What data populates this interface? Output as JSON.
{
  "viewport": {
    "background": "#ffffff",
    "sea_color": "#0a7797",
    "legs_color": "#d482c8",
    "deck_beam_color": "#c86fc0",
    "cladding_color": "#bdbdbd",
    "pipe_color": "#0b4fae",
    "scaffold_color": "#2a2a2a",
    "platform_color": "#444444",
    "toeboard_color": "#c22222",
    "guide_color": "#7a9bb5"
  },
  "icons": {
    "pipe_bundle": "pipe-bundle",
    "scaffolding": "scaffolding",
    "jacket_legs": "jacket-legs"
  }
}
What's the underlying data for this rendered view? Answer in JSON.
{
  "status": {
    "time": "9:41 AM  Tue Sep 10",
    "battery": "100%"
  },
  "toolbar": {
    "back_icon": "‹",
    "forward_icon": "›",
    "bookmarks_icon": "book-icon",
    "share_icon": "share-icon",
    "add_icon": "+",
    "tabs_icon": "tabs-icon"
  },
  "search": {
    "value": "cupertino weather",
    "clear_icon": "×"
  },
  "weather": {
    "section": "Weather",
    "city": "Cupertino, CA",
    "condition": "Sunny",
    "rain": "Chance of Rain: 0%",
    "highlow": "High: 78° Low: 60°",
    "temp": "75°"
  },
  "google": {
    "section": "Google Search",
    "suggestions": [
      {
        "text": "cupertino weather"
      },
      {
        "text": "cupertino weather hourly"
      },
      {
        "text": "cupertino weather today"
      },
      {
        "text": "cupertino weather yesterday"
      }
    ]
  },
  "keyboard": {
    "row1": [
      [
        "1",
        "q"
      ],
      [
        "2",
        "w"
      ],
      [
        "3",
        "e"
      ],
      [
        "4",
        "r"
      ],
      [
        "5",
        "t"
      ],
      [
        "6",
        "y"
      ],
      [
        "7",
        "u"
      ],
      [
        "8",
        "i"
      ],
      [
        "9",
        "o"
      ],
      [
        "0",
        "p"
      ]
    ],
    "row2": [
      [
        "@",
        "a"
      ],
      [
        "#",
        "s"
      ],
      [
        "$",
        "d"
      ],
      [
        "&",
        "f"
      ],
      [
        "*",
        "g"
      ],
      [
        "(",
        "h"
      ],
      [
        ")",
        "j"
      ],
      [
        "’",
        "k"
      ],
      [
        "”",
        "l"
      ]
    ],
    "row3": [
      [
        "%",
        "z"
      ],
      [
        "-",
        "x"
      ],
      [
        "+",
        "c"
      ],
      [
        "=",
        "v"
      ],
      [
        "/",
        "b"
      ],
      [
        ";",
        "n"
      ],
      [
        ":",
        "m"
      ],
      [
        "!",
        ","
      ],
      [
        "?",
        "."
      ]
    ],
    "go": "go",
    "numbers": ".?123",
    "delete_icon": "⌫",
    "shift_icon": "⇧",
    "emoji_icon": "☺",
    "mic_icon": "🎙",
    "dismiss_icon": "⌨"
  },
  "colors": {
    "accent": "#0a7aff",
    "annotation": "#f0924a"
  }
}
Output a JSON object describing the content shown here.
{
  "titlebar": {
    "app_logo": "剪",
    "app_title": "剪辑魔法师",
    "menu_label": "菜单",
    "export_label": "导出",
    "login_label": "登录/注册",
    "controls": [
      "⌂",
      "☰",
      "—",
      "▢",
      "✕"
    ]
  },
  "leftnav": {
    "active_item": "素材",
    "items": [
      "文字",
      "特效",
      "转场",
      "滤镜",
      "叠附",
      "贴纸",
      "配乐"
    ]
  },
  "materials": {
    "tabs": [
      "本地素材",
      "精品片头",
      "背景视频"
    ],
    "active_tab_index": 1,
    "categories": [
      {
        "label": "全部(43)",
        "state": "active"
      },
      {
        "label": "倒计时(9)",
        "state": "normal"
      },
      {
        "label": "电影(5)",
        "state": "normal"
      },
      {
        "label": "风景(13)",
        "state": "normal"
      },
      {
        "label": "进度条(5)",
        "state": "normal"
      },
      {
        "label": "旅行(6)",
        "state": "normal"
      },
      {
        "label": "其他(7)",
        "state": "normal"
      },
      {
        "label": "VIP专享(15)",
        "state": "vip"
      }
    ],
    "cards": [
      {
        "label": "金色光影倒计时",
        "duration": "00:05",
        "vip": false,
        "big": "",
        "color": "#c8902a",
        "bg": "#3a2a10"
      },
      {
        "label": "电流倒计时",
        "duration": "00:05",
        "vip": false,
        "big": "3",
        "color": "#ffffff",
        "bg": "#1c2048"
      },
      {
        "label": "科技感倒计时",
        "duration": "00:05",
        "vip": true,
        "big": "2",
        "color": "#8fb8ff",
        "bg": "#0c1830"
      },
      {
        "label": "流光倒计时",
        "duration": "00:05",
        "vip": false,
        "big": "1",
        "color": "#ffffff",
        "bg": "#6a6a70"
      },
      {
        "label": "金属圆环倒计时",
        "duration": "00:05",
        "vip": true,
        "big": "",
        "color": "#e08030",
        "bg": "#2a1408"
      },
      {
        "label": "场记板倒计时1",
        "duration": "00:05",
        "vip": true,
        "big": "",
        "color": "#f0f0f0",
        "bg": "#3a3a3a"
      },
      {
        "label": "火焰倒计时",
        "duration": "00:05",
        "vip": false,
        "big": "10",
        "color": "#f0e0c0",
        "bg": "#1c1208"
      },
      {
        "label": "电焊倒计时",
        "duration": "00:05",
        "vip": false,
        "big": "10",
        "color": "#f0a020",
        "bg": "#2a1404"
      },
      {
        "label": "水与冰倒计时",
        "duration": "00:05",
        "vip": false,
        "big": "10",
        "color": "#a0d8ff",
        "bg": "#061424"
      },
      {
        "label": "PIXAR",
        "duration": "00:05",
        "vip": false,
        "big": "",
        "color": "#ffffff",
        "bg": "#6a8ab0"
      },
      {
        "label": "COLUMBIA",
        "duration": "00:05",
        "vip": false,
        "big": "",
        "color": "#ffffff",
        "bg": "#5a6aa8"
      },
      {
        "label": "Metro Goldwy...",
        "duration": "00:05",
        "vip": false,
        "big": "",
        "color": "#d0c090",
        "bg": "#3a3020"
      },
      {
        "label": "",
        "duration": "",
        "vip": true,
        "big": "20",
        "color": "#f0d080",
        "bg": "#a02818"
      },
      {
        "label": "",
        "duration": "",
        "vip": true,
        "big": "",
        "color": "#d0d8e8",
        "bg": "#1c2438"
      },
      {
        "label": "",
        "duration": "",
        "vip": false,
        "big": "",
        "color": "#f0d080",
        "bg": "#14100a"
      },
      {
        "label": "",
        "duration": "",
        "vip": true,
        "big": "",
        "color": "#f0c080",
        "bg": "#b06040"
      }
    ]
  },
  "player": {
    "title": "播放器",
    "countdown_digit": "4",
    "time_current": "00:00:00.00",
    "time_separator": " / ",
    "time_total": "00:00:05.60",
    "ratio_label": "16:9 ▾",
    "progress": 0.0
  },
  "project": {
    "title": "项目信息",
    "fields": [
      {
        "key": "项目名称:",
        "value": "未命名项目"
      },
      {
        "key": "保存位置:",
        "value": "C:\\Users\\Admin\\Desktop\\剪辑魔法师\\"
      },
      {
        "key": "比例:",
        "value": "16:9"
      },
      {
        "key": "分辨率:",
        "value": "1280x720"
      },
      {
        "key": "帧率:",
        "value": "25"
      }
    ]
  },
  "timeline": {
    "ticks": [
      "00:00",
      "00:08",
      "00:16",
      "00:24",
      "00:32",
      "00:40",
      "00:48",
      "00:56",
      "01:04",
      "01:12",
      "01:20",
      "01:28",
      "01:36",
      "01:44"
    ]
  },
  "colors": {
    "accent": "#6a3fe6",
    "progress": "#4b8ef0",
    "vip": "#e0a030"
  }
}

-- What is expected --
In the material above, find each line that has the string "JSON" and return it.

-- Output of the task --
What data populates this interface? Output as JSON.
What's the underlying data for this rendered view? Answer in JSON.
Output a JSON object describing the content shown here.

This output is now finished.